▶ Records for the task:
● ● ● ● ● ● ●
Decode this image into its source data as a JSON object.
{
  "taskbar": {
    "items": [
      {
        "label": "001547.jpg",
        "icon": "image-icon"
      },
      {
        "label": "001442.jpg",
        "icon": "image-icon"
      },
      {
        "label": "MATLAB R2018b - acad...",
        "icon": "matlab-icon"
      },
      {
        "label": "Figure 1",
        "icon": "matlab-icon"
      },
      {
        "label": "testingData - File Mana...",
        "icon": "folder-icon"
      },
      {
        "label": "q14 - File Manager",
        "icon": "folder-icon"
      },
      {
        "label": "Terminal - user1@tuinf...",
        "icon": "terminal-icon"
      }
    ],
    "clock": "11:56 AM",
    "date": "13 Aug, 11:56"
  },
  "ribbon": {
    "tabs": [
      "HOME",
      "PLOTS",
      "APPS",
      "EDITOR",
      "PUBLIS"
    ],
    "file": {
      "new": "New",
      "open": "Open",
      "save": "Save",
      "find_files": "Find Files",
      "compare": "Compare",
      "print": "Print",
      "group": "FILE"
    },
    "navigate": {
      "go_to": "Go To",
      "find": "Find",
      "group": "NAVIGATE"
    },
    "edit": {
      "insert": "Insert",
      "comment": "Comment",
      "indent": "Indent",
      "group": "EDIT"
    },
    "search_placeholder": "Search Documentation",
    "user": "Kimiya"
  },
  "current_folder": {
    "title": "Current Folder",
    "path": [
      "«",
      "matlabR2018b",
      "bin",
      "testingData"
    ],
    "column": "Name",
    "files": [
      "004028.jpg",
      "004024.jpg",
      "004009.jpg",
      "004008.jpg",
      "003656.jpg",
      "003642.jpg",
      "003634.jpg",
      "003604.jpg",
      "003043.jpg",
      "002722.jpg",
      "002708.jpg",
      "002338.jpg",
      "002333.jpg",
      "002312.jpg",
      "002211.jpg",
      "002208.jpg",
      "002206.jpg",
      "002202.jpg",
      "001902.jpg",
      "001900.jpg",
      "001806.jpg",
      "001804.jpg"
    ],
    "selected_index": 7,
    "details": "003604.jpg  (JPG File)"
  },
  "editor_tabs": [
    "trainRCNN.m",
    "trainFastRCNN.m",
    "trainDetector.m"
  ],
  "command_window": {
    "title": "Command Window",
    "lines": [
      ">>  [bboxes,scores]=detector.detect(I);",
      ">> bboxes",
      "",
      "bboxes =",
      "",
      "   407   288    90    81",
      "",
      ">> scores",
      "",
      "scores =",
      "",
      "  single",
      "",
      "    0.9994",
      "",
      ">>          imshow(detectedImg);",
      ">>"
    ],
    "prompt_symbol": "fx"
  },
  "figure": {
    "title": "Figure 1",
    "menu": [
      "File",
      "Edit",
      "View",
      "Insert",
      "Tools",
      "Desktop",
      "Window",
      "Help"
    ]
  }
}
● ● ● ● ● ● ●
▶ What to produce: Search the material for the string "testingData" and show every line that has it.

▶ Expected output:
        "label": "testingData - File Mana...",
      "testingData"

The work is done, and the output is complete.